Facial recognition technology is getting more accurate, but concerns remain over privacy and the potential for bias, writes Joe Purshouse
This year marks the twentieth anniversary of the unlawful killing of Christopher Alder in a police station in Hull.
His sister, Janet Alder, has spent the subsequent years campaigning to bring the circumstances of his death to light. She has, as a consequence, been the victim of police surveillance by Humberside police. It was only officially confirmed to Janet that she had been under surveillance after the Independent Police Complaints Commission (IPCC) (now the Independent Office for Police Conduct) investigated the matter in 2013.
Sir Peter Fahy, chief constable of the Greater Manchester Police wants the police to have the right to access sensitive medical data without consent, reports The Guardian.

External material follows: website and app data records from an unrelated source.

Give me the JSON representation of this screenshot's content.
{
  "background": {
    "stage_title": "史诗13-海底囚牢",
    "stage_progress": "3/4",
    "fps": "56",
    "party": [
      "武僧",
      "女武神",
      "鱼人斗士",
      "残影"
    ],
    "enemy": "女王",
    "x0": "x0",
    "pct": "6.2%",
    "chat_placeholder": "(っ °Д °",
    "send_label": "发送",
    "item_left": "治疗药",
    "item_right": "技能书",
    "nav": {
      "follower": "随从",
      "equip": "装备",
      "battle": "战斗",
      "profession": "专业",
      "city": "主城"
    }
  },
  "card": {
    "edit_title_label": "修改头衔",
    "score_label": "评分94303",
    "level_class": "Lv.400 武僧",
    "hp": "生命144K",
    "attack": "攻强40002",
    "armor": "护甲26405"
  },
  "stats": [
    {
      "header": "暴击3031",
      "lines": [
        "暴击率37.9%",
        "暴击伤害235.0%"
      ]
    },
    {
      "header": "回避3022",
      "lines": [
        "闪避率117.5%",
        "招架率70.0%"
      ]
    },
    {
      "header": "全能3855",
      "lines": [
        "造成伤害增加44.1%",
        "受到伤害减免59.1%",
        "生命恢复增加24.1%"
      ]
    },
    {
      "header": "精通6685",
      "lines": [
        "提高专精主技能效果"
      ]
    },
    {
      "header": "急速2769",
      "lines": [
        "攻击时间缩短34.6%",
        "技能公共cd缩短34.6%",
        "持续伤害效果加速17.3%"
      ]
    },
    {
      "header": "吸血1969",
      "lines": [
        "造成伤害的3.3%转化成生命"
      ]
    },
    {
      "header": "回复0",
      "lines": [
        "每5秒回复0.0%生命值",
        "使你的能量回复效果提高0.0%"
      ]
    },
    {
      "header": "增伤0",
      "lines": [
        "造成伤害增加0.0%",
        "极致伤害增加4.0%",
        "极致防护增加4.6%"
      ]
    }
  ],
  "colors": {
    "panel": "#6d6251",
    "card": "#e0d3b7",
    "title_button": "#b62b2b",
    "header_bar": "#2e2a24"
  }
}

He said that dealing with vulnerable groups now makes up 70% of police work and that speedy access to medical records would give the police a better understanding of the people they are expected to help.